Also, its association with the late 60’s rebellion also makes it so it appears to some people like a ‘liberation’ . . . of what I don’t know. I’ve heard claims of how it represents ‘girls finding their voice’. Yeah, I heard that 30 years ago too, and 20 years ago, and 10 years ago . . . so when are they going to find their ‘voice’? They won’t. Why? Because that is not what this is about. This isn’t the 60’s anymore. It’s not the same thing.
As a result of this ‘big jump’ and ‘rebelliousness’ it has quite an impact on some girls, influencing their perception of themselves in the teenage years. Because its associated with a discovery of conceitedness and self-concern, girls who take this point of view tend to be selfish people, often without any consideration for other people. That’s because ‘girl power’ is about themselves, of satisfying themselves. They can also get very controlling and, in some cases, almost dictatorial. They often seem to think they can do whatever they want, often being rude and ignorant with people.
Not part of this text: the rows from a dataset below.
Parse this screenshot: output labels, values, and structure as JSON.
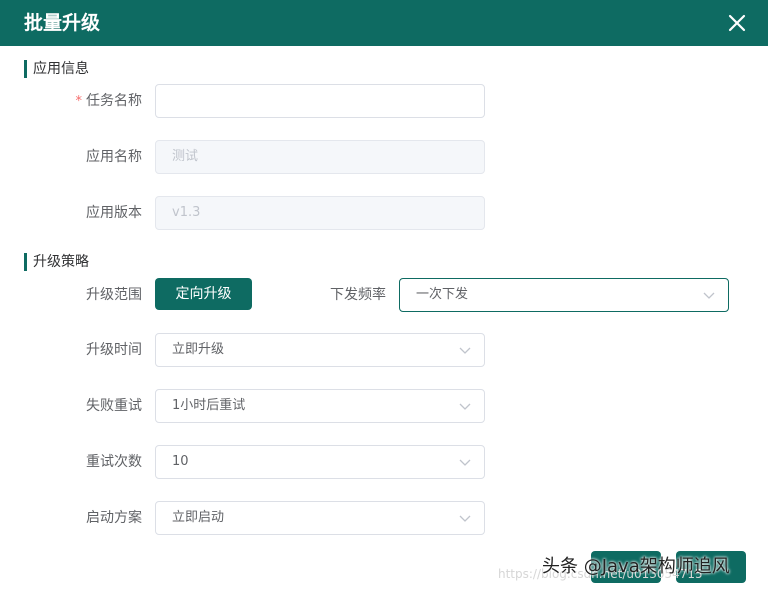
{
  "dialog": {
    "title": "批量升级"
  },
  "sections": {
    "app_info": "应用信息",
    "upgrade_strategy": "升级策略"
  },
  "form": {
    "required_mark": "*",
    "task_name": {
      "label": "任务名称",
      "value": ""
    },
    "app_name": {
      "label": "应用名称",
      "value": "测试"
    },
    "app_version": {
      "label": "应用版本",
      "value": "v1.3"
    },
    "upgrade_scope": {
      "label": "升级范围",
      "button": "定向升级"
    },
    "dispatch_freq": {
      "label": "下发频率",
      "value": "一次下发"
    },
    "upgrade_time": {
      "label": "升级时间",
      "value": "立即升级"
    },
    "fail_retry": {
      "label": "失败重试",
      "value": "1小时后重试"
    },
    "retry_count": {
      "label": "重试次数",
      "value": "10"
    },
    "start_plan": {
      "label": "启动方案",
      "value": "立即启动"
    }
  },
  "footer": {
    "watermark": "头条 @Java架构师追风",
    "watermark_url": "https://blog.csdn.net/u013054715"
  },
  "colors": {
    "primary": "#0e6b62",
    "required": "#f56c6c"
  }
}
I should point out that this is not about ‘girls finding themselves’, as I’ve heard some people say. In all my years I have seen very little evidence that the female needs to ‘find themselves’. This appears, to me, to be a male phenomena, reflecting male mentality and growth. All through history there is evidence of the males need for this . . . and scanty little of the females. This is just another justification for their behavour, using already existing and accepted justifications.
As everything seems to be in the U.S., it seems to be related to a female alienation, that they don’t have much of a place in modern society. Automation, consumerism, household utensils, etc., have all undermined the females place in the family and society. As a result, there is a general sense of ‘something lacking’. This sense is most prevalent in pre-teen and teenage girls because they are at an age where they are looking for their ‘place’. Instead, though, they find nothing. As a result, the idea of ‘girl power’ is appealing because it gives the illusion that they are not alienated and have somewhere to go.
But there is little evidence, that I see, that it’s helping their alienation. It seems to me that it just deceives them and misleads them in life. In that sense its like saying: “I’m alienated and have no place, but lets pretend I’m not – yeah, girl power!”
One of the dilemma’s, I’ve found, with the female is that they do not create their own insightful explanations of their own behaviour. By this I mean that they generally use ‘male logic’ or social trends to ‘explain’ their behaviour when, in actuality, it has other causes. I don’t think I have ever seen a female give an explanation of female behaviour that was not ‘pawned’ off something else, in some way or form. This is one reason why I always question female explanations of things. When it is apparent that they are ‘pawning’ off the male (such as portraying the female as being “tough”) or following social trend (such as claiming their rights are being violated in everything) then I question it. ‘Girl power’ appears to be such a ‘pawning’. It has taken themes from the male (by portraying the female as being powerful) and society (the themes of the late 60’s rebellion) but, yet, it seems to say very little about the females themselves.